◆ Task prompt ◆
Pictures excluded, return every entry exactly, please.

◆ Dataset excerpts ◆
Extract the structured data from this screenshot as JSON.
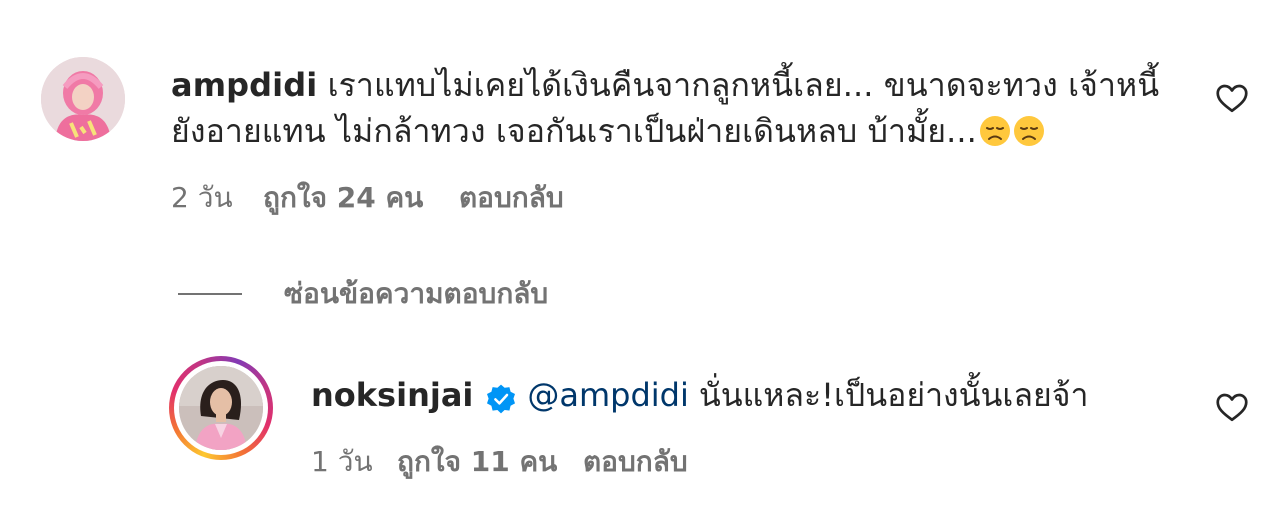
{
  "comment": {
    "username": "ampdidi",
    "text": "เราแทบไม่เคยได้เงินคืนจากลูกหนี้เลย... ขนาดจะทวง เจ้าหนี้ยังอายแทน ไม่กล้าทวง เจอกันเราเป็นฝ่ายเดินหลบ บ้ามั้ย...",
    "emojis": [
      "disappointed-face-emoji",
      "disappointed-face-emoji"
    ],
    "age": "2 วัน",
    "likes": "ถูกใจ 24 คน",
    "reply_label": "ตอบกลับ",
    "like_icon": "heart-outline-icon"
  },
  "hide_replies_label": "ซ่อนข้อความตอบกลับ",
  "reply": {
    "username": "noksinjai",
    "verified": true,
    "mention": "@ampdidi",
    "text": "นั่นแหละ!เป็นอย่างนั้นเลยจ้า",
    "age": "1 วัน",
    "likes": "ถูกใจ 11 คน",
    "reply_label": "ตอบกลับ",
    "like_icon": "heart-outline-icon"
  },
  "colors": {
    "text": "#262626",
    "secondary": "#737373",
    "mention": "#00376b",
    "verified_badge": "#0095f6"
  }
}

◆ Exercise solution ◆
Extract the structured data from this screenshot as JSON.
{
  "comment": {
    "username": "ampdidi",
    "text": "เราแทบไม่เคยได้เงินคืนจากลูกหนี้เลย... ขนาดจะทวง เจ้าหนี้ยังอายแทน ไม่กล้าทวง เจอกันเราเป็นฝ่ายเดินหลบ บ้ามั้ย...",
    "emojis": [
      "disappointed-face-emoji",
      "disappointed-face-emoji"
    ],
    "age": "2 วัน",
    "likes": "ถูกใจ 24 คน",
    "reply_label": "ตอบกลับ",
    "like_icon": "heart-outline-icon"
  },
  "hide_replies_label": "ซ่อนข้อความตอบกลับ",
  "reply": {
    "username": "noksinjai",
    "verified": true,
    "mention": "@ampdidi",
    "text": "นั่นแหละ!เป็นอย่างนั้นเลยจ้า",
    "age": "1 วัน",
    "likes": "ถูกใจ 11 คน",
    "reply_label": "ตอบกลับ",
    "like_icon": "heart-outline-icon"
  },
  "colors": {
    "text": "#262626",
    "secondary": "#737373",
    "mention": "#00376b",
    "verified_badge": "#0095f6"
  }
}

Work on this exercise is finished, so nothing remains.